NEW YORK (Reuters) - Goldman Sachs Group Inc Chief Executive Lloyd Blankfein was expected to testify as early as Wednesday in the Raj Rajaratnam insider trading trial, but lawyers are set first to battle over what he can and cannot say.
Blankfein's expected appearance as a government witness intensifies the focus on what is already Wall Street's biggest insider trading trial in two decades.
A hearing is scheduled for 9:30 a.m. EDT before U.S. District Judge Richard Holwell in Manhattan federal court over Blankfein's testimony. Blankfein could testify after that hearing, though no official announcement has been made about when he is set to appear on the witness stand.
Prosecutors have accused the Sri-Lankan born Rajaratnam, a one-time billionaire, of illegally making $45 million from 2003 to 2009 based on tips from insiders, some of whom were highly placed executives in corporate America.

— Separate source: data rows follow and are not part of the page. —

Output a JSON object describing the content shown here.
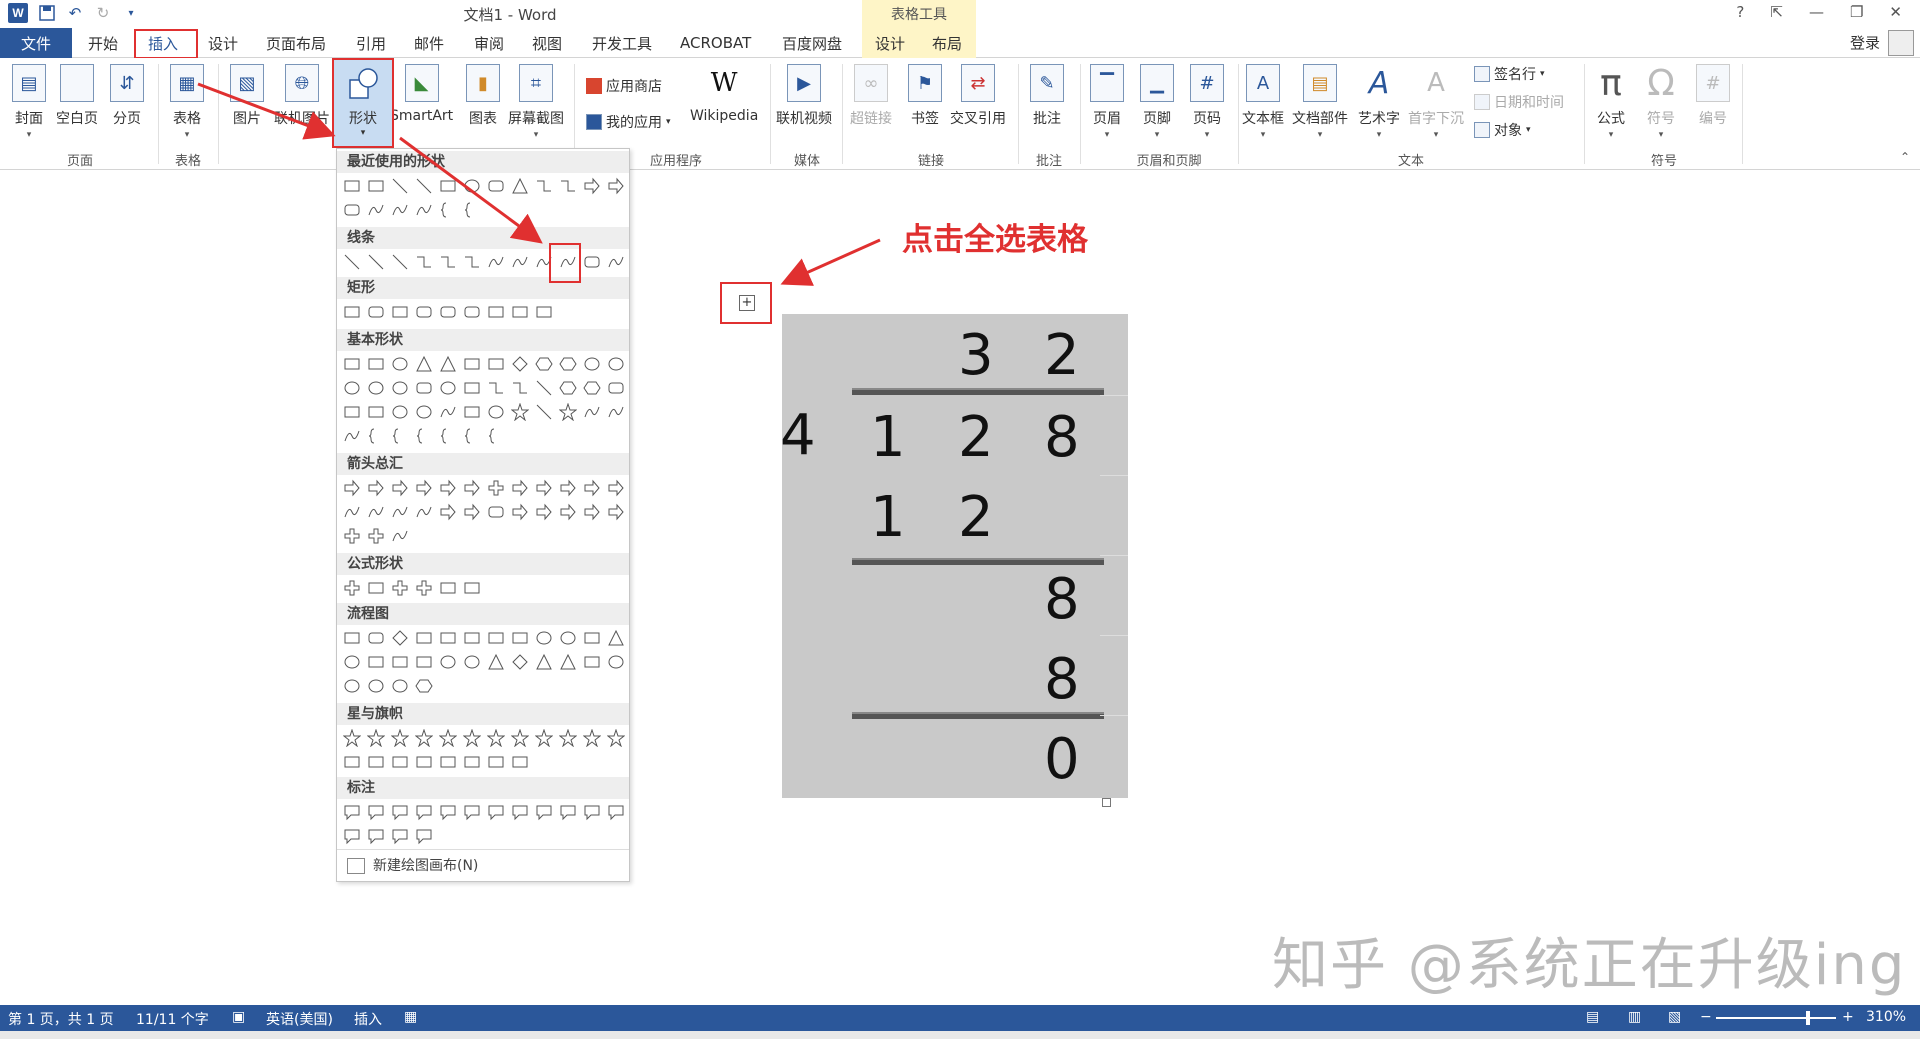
{
  "titlebar": {
    "app_icon": "W",
    "title": "文档1 - Word",
    "context_header": "表格工具",
    "help": "?",
    "minimize": "—",
    "restore": "❐",
    "close": "✕",
    "ribbon_options": "⇱"
  },
  "tabs": {
    "file": "文件",
    "home": "开始",
    "insert": "插入",
    "design": "设计",
    "layout_page": "页面布局",
    "references": "引用",
    "mailings": "邮件",
    "review": "审阅",
    "view": "视图",
    "developer": "开发工具",
    "acrobat": "ACROBAT",
    "baidu": "百度网盘",
    "table_design": "设计",
    "table_layout": "布局",
    "login": "登录"
  },
  "ribbon": {
    "cover": "封面",
    "blank_page": "空白页",
    "page_break": "分页",
    "table": "表格",
    "picture": "图片",
    "online_picture": "联机图片",
    "shapes": "形状",
    "smartart": "SmartArt",
    "chart": "图表",
    "screenshot": "屏幕截图",
    "store": "应用商店",
    "my_apps": "我的应用",
    "wikipedia": "Wikipedia",
    "online_video": "联机视频",
    "hyperlink": "超链接",
    "bookmark": "书签",
    "cross_ref": "交叉引用",
    "comment": "批注",
    "header": "页眉",
    "footer": "页脚",
    "page_number": "页码",
    "textbox": "文本框",
    "quick_parts": "文档部件",
    "wordart": "艺术字",
    "dropcap": "首字下沉",
    "signature": "签名行",
    "datetime": "日期和时间",
    "object": "对象",
    "equation": "公式",
    "symbol": "符号",
    "number": "编号",
    "groups": {
      "pages": "页面",
      "tables": "表格",
      "apps": "应用程序",
      "media": "媒体",
      "links": "链接",
      "comments": "批注",
      "header_footer": "页眉和页脚",
      "text": "文本",
      "symbols": "符号"
    }
  },
  "shapes_menu": {
    "recent": "最近使用的形状",
    "lines": "线条",
    "rectangles": "矩形",
    "basic": "基本形状",
    "arrows": "箭头总汇",
    "equation": "公式形状",
    "flowchart": "流程图",
    "stars": "星与旗帜",
    "callouts": "标注",
    "new_canvas": "新建绘图画布(N)"
  },
  "annotation": "点击全选表格",
  "division": {
    "quotient": [
      "3",
      "2"
    ],
    "divisor": "4",
    "dividend": [
      "1",
      "2",
      "8"
    ],
    "step1": [
      "1",
      "2"
    ],
    "remainder1": "8",
    "step2": "8",
    "result": "0"
  },
  "watermark": "知乎 @系统正在升级ing",
  "status": {
    "page": "第 1 页，共 1 页",
    "words": "11/11 个字",
    "language": "英语(美国)",
    "mode": "插入",
    "zoom": "310%",
    "zoom_minus": "−",
    "zoom_plus": "+"
  },
  "colors": {
    "brand": "#2b579a",
    "highlight_red": "#e03030",
    "table_bg": "#c9c9c9",
    "context_tab": "#fef5c7"
  }
}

Galleon Group founder Rajaratnam, 53, has said his trades were based on his own research and publicly available information. He has vowed to clear his name at trial.

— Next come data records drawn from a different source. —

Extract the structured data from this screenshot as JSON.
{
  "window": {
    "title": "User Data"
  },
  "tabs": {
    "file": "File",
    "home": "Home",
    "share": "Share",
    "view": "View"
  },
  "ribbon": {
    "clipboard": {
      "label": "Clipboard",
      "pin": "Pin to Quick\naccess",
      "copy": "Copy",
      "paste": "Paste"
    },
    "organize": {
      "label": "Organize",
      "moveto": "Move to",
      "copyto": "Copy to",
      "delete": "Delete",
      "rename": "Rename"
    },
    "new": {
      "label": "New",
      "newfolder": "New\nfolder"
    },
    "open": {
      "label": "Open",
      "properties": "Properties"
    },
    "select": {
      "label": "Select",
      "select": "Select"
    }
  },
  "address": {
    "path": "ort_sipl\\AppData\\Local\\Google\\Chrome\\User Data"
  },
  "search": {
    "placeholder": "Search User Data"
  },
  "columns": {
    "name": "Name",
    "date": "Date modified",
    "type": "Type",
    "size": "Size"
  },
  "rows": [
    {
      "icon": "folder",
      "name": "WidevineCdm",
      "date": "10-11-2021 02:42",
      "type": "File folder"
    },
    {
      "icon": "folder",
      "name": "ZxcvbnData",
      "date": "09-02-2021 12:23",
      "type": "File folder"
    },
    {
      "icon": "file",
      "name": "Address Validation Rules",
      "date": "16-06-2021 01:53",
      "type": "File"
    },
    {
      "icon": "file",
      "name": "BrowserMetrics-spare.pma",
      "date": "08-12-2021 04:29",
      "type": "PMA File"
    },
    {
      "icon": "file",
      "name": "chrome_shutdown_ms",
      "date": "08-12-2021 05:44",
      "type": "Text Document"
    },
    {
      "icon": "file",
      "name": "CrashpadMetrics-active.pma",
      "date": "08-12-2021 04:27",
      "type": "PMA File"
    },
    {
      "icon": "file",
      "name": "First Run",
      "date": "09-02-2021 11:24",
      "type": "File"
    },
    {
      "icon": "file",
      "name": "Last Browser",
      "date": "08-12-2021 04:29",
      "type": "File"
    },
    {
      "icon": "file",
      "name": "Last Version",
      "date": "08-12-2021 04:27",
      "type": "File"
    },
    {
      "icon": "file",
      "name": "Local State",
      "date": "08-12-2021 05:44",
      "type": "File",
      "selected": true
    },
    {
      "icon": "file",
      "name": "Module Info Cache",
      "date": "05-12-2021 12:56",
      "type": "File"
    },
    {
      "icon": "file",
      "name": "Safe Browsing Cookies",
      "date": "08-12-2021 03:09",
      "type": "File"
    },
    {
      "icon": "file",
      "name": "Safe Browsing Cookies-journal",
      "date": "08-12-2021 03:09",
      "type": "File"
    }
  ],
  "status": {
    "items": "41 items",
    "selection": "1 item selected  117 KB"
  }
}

Prosecutors have asked the judge to block Rajaratnam's lawyers from cross-examining Blankfein on whether Goldman bears responsibility for the 2008 financial crisis, or is the subject of any Department of Justice or SEC investigations.
They said such information is irrelevant to the trial, and could create unfair prejudice against Blankfein's testimony.

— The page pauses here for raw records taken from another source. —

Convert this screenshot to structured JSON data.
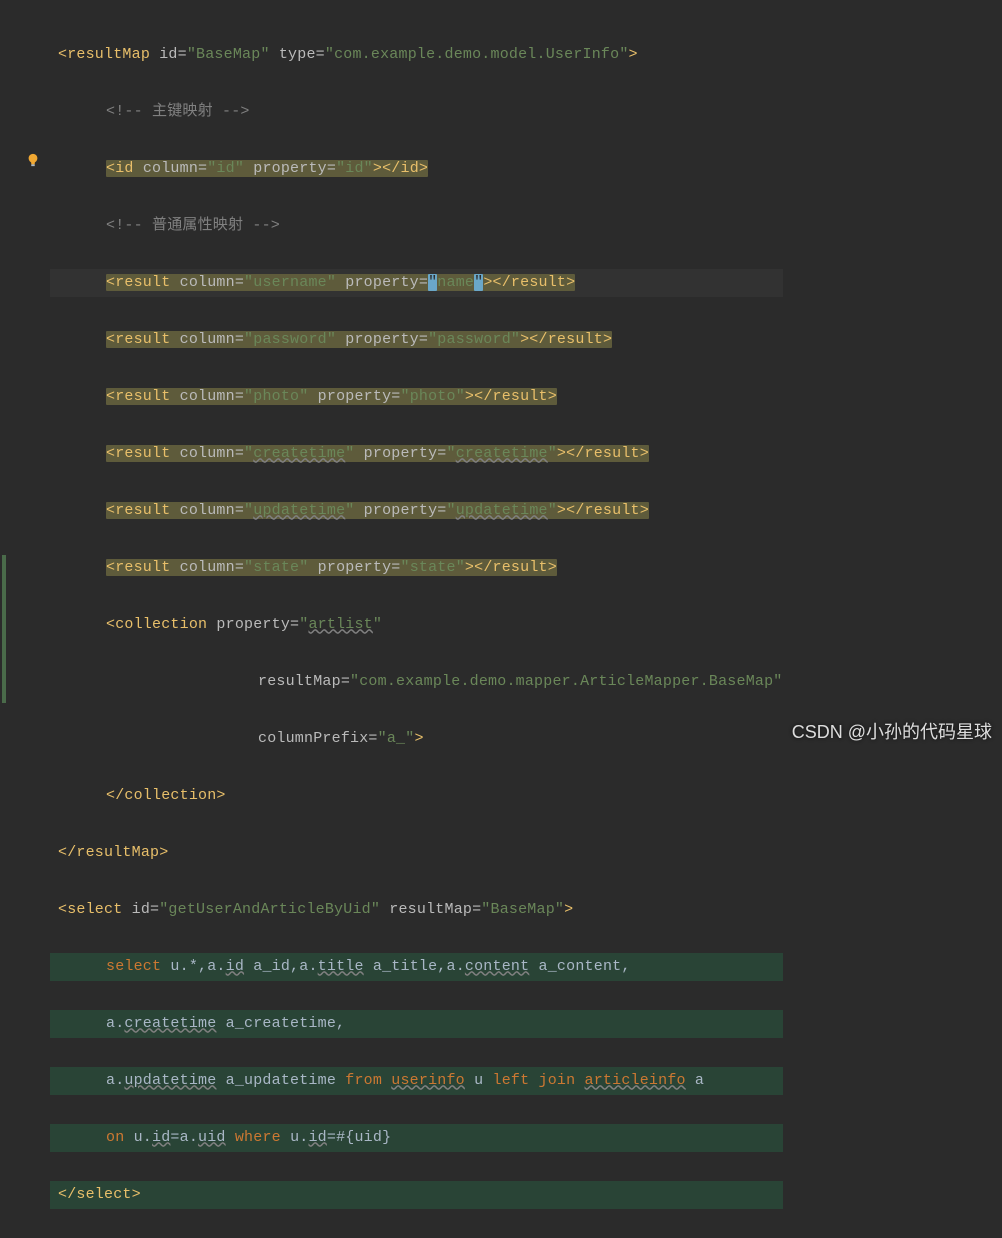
{
  "editor": {
    "watermark": "CSDN @小孙的代码星球",
    "lines": {
      "l1_open": "<",
      "l1_tag": "resultMap ",
      "l1_attr_id": "id",
      "l1_eq": "=",
      "l1_val_id": "\"BaseMap\"",
      "l1_attr_type": " type",
      "l1_val_type": "\"com.example.demo.model.UserInfo\"",
      "l1_close": ">",
      "l2_comment": "<!-- 主键映射 -->",
      "l3_open": "<",
      "l3_tag": "id ",
      "l3_attr_col": "column",
      "l3_val_col": "\"id\"",
      "l3_attr_prop": " property",
      "l3_val_prop": "\"id\"",
      "l3_close": "></",
      "l3_tag2": "id",
      "l3_end": ">",
      "l4_comment": "<!-- 普通属性映射 -->",
      "r_open": "<",
      "r_tag": "result ",
      "r_attr_col": "column",
      "r_eq": "=",
      "r_close_open": "></",
      "r_tag_end": "result",
      "r_end": ">",
      "r5_col": "\"username\"",
      "r5_prop_attr": " property",
      "r5_prop_q1": "\"",
      "r5_prop_val": "name",
      "r5_prop_q2": "\"",
      "r6_col": "\"password\"",
      "r6_prop": "\"password\"",
      "r7_col": "\"photo\"",
      "r7_prop": "\"photo\"",
      "r8_col": "createtime",
      "r8_prop": "createtime",
      "r9_col": "updatetime",
      "r9_prop": "updatetime",
      "r10_col": "\"state\"",
      "r10_prop": "\"state\"",
      "prop_attr": " property",
      "coll_open": "<",
      "coll_tag": "collection ",
      "coll_prop_attr": "property",
      "coll_prop_val_q": "\"",
      "coll_prop_val": "artlist",
      "coll_rm_attr": "resultMap",
      "coll_rm_val": "\"com.example.demo.mapper.ArticleMapper.BaseMap\"",
      "coll_cp_attr": "columnPrefix",
      "coll_cp_val": "\"a_\"",
      "coll_close": ">",
      "coll_end_open": "</",
      "coll_end_tag": "collection",
      "coll_end": ">",
      "rm_end_open": "</",
      "rm_end_tag": "resultMap",
      "rm_end": ">",
      "sel_open": "<",
      "sel_tag": "select ",
      "sel_id_attr": "id",
      "sel_id_val": "\"getUserAndArticleByUid\"",
      "sel_rm_attr": " resultMap",
      "sel_rm_val": "\"BaseMap\"",
      "sel_close": ">",
      "sql1_select": "select ",
      "sql1_u": "u.*,a.",
      "sql1_id": "id",
      "sql1_aid": " a_id,a.",
      "sql1_title": "title",
      "sql1_atitle": " a_title,a.",
      "sql1_content": "content",
      "sql1_acontent": " a_content,",
      "sql2_a": "a.",
      "sql2_ct": "createtime",
      "sql2_act": " a_createtime,",
      "sql3_a": "a.",
      "sql3_ut": "updatetime",
      "sql3_aut": " a_updatetime ",
      "sql3_from": "from ",
      "sql3_ui": "userinfo",
      "sql3_u": " u ",
      "sql3_lj": "left join ",
      "sql3_ai": "articleinfo",
      "sql3_a2": " a",
      "sql4_on": "on ",
      "sql4_uid": "u.",
      "sql4_id1": "id",
      "sql4_eq": "=a.",
      "sql4_uid2": "uid",
      "sql4_where": " where ",
      "sql4_uid3": "u.",
      "sql4_id2": "id",
      "sql4_param": "=#{uid}",
      "sel_end_open": "</",
      "sel_end_tag": "select",
      "sel_end": ">"
    }
  }
}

Prosecutors said they plan to call Blankfein to testify about Rajat Gupta, a former Goldman director accused this month by the U.S. Securities and Exchange Commission of passing confidential information about the Wall Street bank to Rajaratnam.
Prosecutors said they want Blankfein to testify about Gupta's role on the board and his duties of confidentiality. Goldman has not been accused of wrongdoing.
The case is U.S. v. Rajaratnam, U.S. District Court, Southern District of New York, No. 09-01184.
(Reporting by Lauren Tara LaCapra, Grant McCool and Jonathan Stempel, editing by Dave Zimmerman)